Joe Yonan

Joe Yonan is the Food and Dining editor of The Washington Post and author of Eat Your Vegetables: Bold Recipes for the Single Cook (Ten Speed Press, 2013).

Content By This Author

Food Network host and curious food writer discovers America with a fork in his book Fed, White, and Blue.
New York Times cocktail writer Robert Simonson's book, A Proper Drink, looks at the origins of the ongoing cocktail renaissance and the bartenders who rescued classic drinks from obscurity.
Culinary historian Michael Twitty is on a journey to discover himself, through the food of his ancestors. Joe Yonan talks to him about history, identity, and what exactly goes into a kosher soul roll.
Smokers are closely associated with meat. But there is a world of meatless uses for them as well, from potatoes and eggs to water and even ice cream. Project Smoke author Steven Raichlen tells Joe Yonan all about them.
"Their flavors can be intense, but the beauty of them is really how they integrate into dishes, how they accentuate and highlight other flavors," says Barton Seaver, author of Superfood Seagreens.
"How can someone change from a fraught relationship with food to a less fraught one, which is where we all want to get?" says Bee Wilson, author of First Bite.

This is a gooey, cheesy sandwich, a marriage of garlic-spiked chickpeas and already braised greens—and with a little punch of something extra.

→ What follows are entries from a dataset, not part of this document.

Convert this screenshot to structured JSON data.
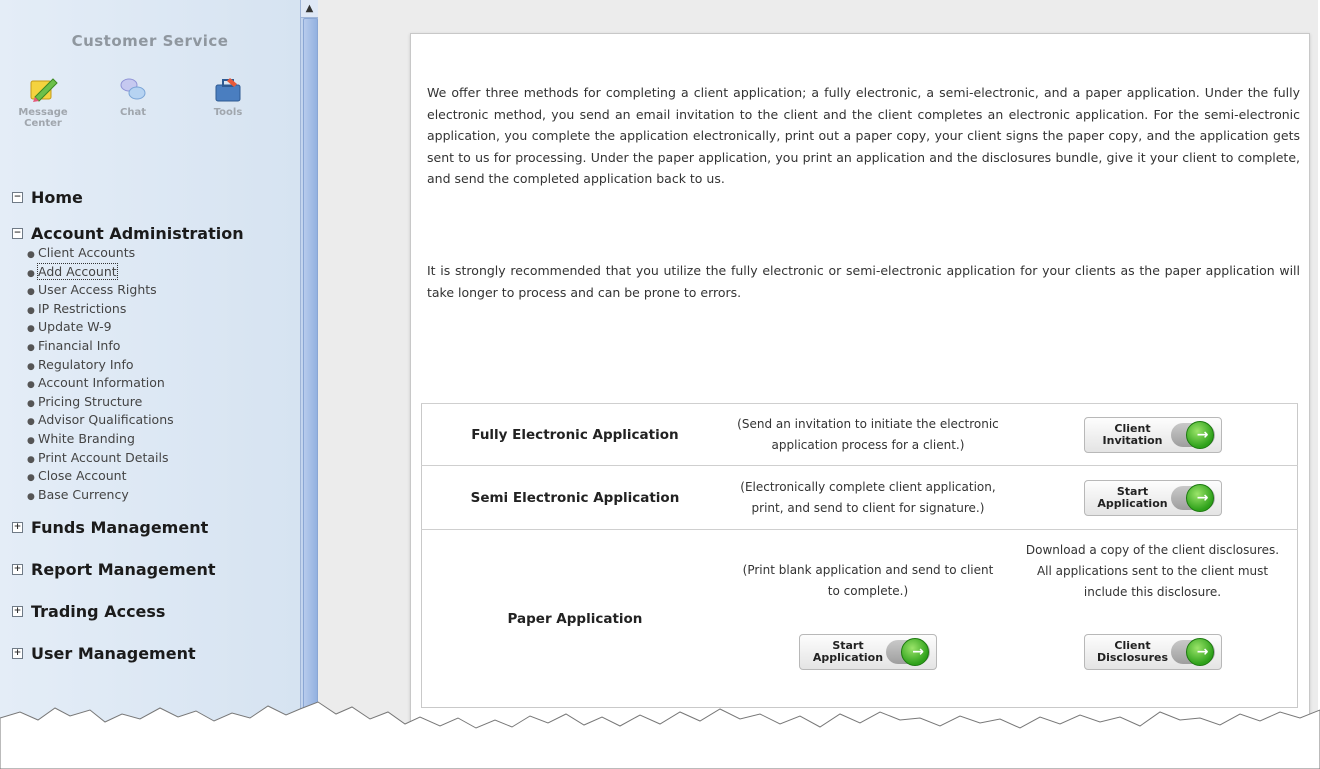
{
  "sidebar": {
    "title": "Customer Service",
    "tools": [
      {
        "label": "Message Center",
        "icon": "pencil-note-icon"
      },
      {
        "label": "Chat",
        "icon": "chat-bubbles-icon"
      },
      {
        "label": "Tools",
        "icon": "toolbox-icon"
      }
    ],
    "sections": [
      {
        "label": "Home",
        "toggle": "⊟",
        "expanded": true,
        "items": []
      },
      {
        "label": "Account Administration",
        "toggle": "⊟",
        "expanded": true,
        "items": [
          "Client Accounts",
          "Add Account",
          "User Access Rights",
          "IP Restrictions",
          "Update W-9",
          "Financial Info",
          "Regulatory Info",
          "Account Information",
          "Pricing Structure",
          "Advisor Qualifications",
          "White Branding",
          "Print Account Details",
          "Close Account",
          "Base Currency"
        ]
      },
      {
        "label": "Funds Management",
        "toggle": "⊞",
        "expanded": false,
        "items": []
      },
      {
        "label": "Report Management",
        "toggle": "⊞",
        "expanded": false,
        "items": []
      },
      {
        "label": "Trading Access",
        "toggle": "⊞",
        "expanded": false,
        "items": []
      },
      {
        "label": "User Management",
        "toggle": "⊞",
        "expanded": false,
        "items": []
      }
    ]
  },
  "main": {
    "paragraph1": "We offer three methods for completing a client application; a fully electronic, a semi-electronic, and a paper application. Under the fully electronic method, you send an email invitation to the client and the client completes an electronic application. For the semi-electronic application, you complete the application electronically, print out a paper copy, your client signs the paper copy, and the application gets sent to us for processing. Under the paper application, you print an application and the disclosures bundle, give it your client to complete, and send the completed application back to us.",
    "paragraph2": "It is strongly recommended that you utilize the fully electronic or semi-electronic application for your clients as the paper application will take longer to process and can be prone to errors.",
    "applications": {
      "fully": {
        "name": "Fully Electronic Application",
        "desc": "(Send an invitation to initiate the electronic application process for a client.)",
        "button_line1": "Client",
        "button_line2": "Invitation"
      },
      "semi": {
        "name": "Semi Electronic Application",
        "desc": "(Electronically complete client application, print, and send to client for signature.)",
        "button_line1": "Start",
        "button_line2": "Application"
      },
      "paper": {
        "name": "Paper Application",
        "desc": "(Print blank application and send to client to complete.)",
        "disclosure_desc": "Download a copy of the client disclosures. All applications sent to the client must include this disclosure.",
        "button1_line1": "Start",
        "button1_line2": "Application",
        "button2_line1": "Client",
        "button2_line2": "Disclosures"
      }
    }
  },
  "colors": {
    "sidebar_bg": "#dde8f4",
    "go_green": "#2ea11a"
  }
}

"Loads of herbs, really balanced and complex flavors, like loads of sweet and sour, amazing produce -- these are the flavors of Ukraine," says Olia Hercules, author of Mamushka.
"Globally, 95 percent of our calories now come from 30 species," says journalist and educator Simran Sethi, author of Bread, Wine, Chocolate. "Three-fourths of the food we eat comes from 12 plants and five animal species."
"A lot of people think that a vegan meal is going to be a white, bland, squishy piece of tofu," says chef Tal Ronnen of the Los Angeles restaurant Crossroads.
"Every time I decide how to walk into the kitchen, what to eat, how to feed my family, I'm making a decision about how I want to live my life," says Alana Chernila, author of The Homemade Kitchen.
Though the pawpaw grows wild in 26 states, the fruit remains a mystery to many Americans. Andrew Moore, author of Pawpaw, says that wasn't always the case.

The combination of beans and rice is one of the most nutritionally complete vegetarian meals possible.

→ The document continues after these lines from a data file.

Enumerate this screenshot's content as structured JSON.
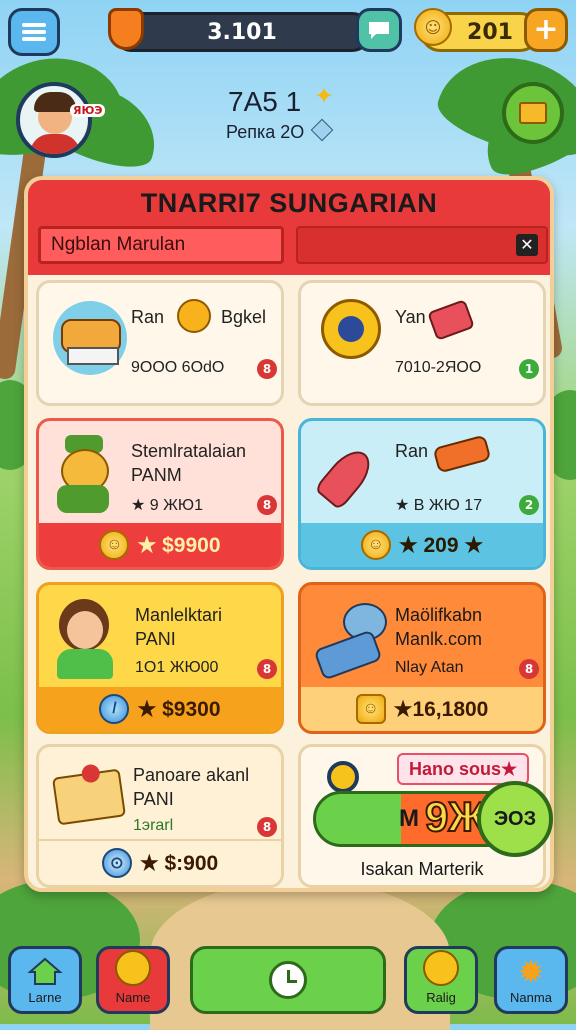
{
  "top_bar": {
    "currency_1": "3.101",
    "currency_2": "201",
    "plus_label": "+"
  },
  "player": {
    "avatar_tag": "ЯЮЭ",
    "score": "7А5 1",
    "rank_label": "Репка 2О"
  },
  "panel": {
    "title": "TNARRI7 SUNGARIAN",
    "search_value": "Ngblan Marulan",
    "close_label": "✕"
  },
  "cards": [
    {
      "name": "Ran",
      "name2": "Bgkel",
      "code": "9OOO 6OdO",
      "badge": "8",
      "price": ""
    },
    {
      "name": "Yan",
      "code": "7010-2ЯOO",
      "badge": "1",
      "price": ""
    },
    {
      "name": "Stemlratalaian",
      "sub": "РАNМ",
      "stats": "★ 9 ЖЮ1",
      "badge": "8",
      "price": "★ $9900"
    },
    {
      "name": "Ran",
      "stats": "★ B ЖЮ 17",
      "badge": "2",
      "price": "★ 209 ★"
    },
    {
      "name": "Manlelktari",
      "sub": "РАNI",
      "stats": "1O1 ЖЮ00",
      "badge": "8",
      "price": "★ $9300"
    },
    {
      "name": "Maölifkabn",
      "sub": "Manlk.com",
      "stats": "Nlay Atan",
      "badge": "8",
      "price": "★16,1800"
    },
    {
      "name": "Panoare akanl",
      "sub": "РАNI",
      "stats": "1эrarl",
      "badge": "8",
      "price": "★ $:900"
    },
    {
      "tag": "Hano sous★",
      "amount": "9Ж",
      "amount_prefix": "M",
      "bubble": "ЭОЗ",
      "footer": "Isakan Marterik"
    }
  ],
  "bottom_nav": [
    {
      "label": "Larne"
    },
    {
      "label": "Name"
    },
    {
      "label": ""
    },
    {
      "label": "Ralig"
    },
    {
      "label": "Nanma"
    }
  ],
  "colors": {
    "header_red": "#e83a3a",
    "card_pink": "#ffd9d0",
    "card_blue": "#c9eef7",
    "card_yellow": "#ffd84a",
    "card_orange": "#ff8a3a",
    "play_green": "#6bd14b"
  }
}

Beans certainly hold up better in the industrial canning process than many other vegetable, but there are still many good reasons to cook your own.